- _YOUR ASSIGNMENT_
Each line of the material below that holds the word "description" needs to be copied.

-- DATASET RECORDS follows --

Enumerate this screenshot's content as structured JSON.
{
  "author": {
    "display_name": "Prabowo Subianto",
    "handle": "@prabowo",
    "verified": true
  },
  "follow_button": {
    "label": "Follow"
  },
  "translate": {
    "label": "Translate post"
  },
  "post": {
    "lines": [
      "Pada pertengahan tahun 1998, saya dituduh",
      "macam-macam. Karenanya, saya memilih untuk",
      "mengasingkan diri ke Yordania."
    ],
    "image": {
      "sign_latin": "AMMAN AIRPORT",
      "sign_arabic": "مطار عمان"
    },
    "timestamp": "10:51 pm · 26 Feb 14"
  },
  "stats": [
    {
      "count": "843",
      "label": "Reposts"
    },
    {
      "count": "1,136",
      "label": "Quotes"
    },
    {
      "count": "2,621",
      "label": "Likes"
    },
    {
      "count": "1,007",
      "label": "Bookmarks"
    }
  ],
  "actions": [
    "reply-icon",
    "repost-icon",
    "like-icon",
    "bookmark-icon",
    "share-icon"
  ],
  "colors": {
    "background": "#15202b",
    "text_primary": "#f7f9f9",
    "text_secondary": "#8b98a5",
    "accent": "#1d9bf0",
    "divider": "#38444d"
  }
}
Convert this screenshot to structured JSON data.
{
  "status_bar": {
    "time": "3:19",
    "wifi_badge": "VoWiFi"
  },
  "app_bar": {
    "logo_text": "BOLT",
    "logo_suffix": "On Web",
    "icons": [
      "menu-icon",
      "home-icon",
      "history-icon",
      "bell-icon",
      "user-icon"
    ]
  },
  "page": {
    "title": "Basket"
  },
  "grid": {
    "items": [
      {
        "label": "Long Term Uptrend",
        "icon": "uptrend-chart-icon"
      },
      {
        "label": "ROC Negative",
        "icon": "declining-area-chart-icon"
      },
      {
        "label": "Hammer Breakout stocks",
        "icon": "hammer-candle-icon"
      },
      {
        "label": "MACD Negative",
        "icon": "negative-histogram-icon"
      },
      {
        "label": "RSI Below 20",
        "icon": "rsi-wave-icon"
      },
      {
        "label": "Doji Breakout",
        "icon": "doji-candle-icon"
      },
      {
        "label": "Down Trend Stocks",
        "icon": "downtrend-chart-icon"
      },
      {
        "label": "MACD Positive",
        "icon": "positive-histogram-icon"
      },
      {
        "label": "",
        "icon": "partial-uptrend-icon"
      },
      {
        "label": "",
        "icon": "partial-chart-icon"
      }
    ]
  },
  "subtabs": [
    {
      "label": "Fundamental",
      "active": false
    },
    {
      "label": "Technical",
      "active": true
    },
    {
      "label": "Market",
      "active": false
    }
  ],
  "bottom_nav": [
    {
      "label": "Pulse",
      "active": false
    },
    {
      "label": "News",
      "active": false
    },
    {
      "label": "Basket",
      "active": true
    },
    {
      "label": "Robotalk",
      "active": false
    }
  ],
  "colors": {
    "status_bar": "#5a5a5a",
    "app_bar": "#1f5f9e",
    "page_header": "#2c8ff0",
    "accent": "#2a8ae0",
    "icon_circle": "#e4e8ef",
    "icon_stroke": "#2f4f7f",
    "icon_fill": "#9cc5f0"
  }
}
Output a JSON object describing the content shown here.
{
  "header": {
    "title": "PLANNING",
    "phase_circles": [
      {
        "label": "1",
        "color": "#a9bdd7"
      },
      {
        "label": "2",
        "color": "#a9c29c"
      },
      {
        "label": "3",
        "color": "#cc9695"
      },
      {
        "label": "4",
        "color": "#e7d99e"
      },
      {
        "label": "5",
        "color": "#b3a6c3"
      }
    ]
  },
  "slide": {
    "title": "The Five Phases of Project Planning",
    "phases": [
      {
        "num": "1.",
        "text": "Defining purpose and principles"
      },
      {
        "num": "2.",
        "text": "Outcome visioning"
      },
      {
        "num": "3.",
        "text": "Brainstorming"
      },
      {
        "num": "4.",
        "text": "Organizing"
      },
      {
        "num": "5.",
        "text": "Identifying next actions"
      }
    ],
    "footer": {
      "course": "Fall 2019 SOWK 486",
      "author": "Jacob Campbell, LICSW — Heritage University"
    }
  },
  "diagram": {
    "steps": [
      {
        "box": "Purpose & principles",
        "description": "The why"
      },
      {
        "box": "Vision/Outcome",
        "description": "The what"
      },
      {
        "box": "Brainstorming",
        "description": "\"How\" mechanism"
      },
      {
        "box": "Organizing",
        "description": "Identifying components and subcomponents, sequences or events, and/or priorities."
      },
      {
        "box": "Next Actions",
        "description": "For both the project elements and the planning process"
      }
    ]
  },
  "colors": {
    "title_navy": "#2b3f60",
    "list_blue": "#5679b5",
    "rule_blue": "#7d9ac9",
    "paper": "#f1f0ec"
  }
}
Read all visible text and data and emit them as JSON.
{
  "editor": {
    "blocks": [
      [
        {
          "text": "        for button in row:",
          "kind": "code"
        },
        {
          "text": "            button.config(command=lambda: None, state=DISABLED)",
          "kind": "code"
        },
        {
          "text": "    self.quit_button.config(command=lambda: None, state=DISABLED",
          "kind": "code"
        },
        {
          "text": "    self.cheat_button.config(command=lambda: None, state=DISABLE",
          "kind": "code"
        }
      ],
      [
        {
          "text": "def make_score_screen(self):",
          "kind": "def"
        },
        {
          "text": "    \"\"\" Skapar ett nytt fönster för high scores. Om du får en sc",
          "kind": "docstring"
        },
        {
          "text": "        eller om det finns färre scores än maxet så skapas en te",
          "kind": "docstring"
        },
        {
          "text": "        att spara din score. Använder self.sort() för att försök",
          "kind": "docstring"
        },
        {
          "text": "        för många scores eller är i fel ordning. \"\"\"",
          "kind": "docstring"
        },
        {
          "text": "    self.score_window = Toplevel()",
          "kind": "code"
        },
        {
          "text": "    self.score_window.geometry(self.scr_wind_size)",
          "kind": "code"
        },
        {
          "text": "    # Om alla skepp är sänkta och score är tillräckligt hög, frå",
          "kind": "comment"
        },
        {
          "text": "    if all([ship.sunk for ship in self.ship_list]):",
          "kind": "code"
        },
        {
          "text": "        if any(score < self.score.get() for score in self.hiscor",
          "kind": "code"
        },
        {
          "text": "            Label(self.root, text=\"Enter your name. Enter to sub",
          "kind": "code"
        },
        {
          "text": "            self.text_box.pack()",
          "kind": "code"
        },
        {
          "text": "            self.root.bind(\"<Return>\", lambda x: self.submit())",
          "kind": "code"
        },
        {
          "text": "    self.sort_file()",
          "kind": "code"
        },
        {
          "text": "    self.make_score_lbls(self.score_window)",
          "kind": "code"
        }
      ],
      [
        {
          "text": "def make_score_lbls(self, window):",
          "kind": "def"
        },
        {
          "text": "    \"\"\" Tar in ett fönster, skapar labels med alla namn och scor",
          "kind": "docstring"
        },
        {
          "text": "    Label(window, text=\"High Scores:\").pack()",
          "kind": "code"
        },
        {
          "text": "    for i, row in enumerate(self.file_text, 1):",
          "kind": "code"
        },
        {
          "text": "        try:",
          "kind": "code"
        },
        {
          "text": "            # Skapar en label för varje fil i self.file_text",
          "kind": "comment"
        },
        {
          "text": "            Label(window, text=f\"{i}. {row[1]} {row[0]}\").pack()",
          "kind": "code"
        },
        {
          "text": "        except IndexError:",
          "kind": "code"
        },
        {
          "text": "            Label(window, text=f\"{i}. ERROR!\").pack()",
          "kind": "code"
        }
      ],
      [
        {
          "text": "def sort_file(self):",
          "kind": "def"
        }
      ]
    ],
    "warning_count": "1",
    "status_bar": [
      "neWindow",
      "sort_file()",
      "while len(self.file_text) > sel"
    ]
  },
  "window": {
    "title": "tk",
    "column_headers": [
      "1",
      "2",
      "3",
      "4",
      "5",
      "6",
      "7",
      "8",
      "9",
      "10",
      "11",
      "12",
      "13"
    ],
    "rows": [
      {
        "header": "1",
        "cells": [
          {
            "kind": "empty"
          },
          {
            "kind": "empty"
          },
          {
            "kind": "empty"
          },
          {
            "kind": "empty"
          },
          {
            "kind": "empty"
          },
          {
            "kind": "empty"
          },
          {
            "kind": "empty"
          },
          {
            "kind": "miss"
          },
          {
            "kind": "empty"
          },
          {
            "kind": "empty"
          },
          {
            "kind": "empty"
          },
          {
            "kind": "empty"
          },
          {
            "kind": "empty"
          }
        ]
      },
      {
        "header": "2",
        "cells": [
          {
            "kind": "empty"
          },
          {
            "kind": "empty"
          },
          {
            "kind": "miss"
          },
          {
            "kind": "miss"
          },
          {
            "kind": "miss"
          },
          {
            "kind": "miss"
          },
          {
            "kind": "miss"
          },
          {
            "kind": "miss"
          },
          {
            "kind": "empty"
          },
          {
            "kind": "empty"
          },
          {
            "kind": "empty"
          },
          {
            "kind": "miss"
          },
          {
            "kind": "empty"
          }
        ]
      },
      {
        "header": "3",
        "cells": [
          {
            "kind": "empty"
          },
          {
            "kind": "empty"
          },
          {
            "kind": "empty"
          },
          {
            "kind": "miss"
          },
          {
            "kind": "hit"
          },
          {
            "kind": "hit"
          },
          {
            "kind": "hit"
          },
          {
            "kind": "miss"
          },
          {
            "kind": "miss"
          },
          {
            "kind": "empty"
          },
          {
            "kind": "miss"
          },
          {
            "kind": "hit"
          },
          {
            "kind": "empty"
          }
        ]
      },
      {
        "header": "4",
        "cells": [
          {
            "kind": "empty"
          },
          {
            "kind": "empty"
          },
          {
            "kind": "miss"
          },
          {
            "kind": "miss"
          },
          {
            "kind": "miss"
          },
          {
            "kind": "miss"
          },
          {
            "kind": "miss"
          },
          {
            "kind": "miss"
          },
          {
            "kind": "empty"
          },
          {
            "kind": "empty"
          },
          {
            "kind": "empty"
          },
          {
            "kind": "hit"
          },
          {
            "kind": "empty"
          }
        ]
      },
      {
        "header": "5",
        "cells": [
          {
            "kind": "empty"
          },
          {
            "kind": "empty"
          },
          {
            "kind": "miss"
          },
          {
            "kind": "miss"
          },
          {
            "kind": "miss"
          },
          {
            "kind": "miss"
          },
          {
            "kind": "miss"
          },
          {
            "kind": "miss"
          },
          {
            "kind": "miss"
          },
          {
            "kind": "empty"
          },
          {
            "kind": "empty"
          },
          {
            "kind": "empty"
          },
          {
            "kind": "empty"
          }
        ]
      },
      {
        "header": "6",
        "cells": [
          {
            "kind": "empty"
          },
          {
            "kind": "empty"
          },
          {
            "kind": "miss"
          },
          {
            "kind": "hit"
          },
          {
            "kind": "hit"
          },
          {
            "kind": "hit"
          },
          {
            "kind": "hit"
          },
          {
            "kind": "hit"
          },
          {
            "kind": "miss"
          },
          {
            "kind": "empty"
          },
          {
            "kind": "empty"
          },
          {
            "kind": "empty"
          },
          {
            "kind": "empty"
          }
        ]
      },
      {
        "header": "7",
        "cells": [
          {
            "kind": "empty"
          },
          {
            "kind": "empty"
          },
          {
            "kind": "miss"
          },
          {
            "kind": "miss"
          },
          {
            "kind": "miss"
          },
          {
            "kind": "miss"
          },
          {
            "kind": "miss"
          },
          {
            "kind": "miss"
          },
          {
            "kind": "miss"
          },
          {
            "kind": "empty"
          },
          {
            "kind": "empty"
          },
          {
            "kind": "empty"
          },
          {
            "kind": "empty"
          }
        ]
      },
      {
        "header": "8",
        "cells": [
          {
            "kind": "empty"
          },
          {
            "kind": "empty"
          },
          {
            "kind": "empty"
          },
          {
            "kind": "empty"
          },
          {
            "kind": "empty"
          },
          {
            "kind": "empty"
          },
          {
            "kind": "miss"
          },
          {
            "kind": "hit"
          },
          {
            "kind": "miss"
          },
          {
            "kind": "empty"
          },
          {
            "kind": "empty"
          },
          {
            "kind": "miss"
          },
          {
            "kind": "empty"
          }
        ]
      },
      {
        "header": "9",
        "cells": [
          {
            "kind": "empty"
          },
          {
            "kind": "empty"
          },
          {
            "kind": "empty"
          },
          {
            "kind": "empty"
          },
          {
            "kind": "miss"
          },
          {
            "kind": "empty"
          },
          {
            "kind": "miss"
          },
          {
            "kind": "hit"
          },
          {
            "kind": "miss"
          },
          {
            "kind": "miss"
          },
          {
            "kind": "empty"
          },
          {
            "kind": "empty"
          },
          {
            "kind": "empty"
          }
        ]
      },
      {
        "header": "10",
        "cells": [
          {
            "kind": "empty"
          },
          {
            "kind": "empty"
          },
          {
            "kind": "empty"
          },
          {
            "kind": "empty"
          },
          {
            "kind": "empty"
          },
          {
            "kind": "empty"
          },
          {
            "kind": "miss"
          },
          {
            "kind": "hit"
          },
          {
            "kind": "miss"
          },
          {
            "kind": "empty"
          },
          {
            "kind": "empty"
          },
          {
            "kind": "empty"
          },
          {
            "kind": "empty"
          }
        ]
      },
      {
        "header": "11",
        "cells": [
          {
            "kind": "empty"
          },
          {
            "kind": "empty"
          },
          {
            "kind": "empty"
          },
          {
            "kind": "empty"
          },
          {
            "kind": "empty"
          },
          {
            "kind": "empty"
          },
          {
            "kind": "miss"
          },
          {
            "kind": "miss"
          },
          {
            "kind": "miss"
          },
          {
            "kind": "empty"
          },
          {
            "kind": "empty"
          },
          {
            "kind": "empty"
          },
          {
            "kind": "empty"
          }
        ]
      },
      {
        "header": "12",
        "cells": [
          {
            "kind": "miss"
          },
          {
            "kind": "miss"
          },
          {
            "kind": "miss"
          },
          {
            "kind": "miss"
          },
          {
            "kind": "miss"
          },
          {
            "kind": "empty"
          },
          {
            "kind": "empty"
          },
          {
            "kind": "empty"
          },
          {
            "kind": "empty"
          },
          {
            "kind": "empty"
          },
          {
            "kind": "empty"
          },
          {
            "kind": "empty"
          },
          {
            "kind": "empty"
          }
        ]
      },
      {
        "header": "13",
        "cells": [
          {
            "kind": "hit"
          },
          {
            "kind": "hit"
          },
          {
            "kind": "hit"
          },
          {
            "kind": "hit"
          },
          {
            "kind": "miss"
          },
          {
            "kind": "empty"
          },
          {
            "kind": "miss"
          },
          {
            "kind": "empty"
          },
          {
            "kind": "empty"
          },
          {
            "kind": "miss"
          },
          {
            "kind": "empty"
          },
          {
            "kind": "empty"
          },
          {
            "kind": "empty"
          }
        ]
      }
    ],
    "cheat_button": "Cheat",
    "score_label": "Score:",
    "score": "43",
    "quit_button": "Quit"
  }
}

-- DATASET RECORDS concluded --

- _RESULT OF THIS TASK_
        "description": "The why"
        "description": "The what"
        "description": "\"How\" mechanism"
        "description": "Identifying components and subcomponents, sequences or events, and/or priorities."
        "description": "For both the project elements and the planning process"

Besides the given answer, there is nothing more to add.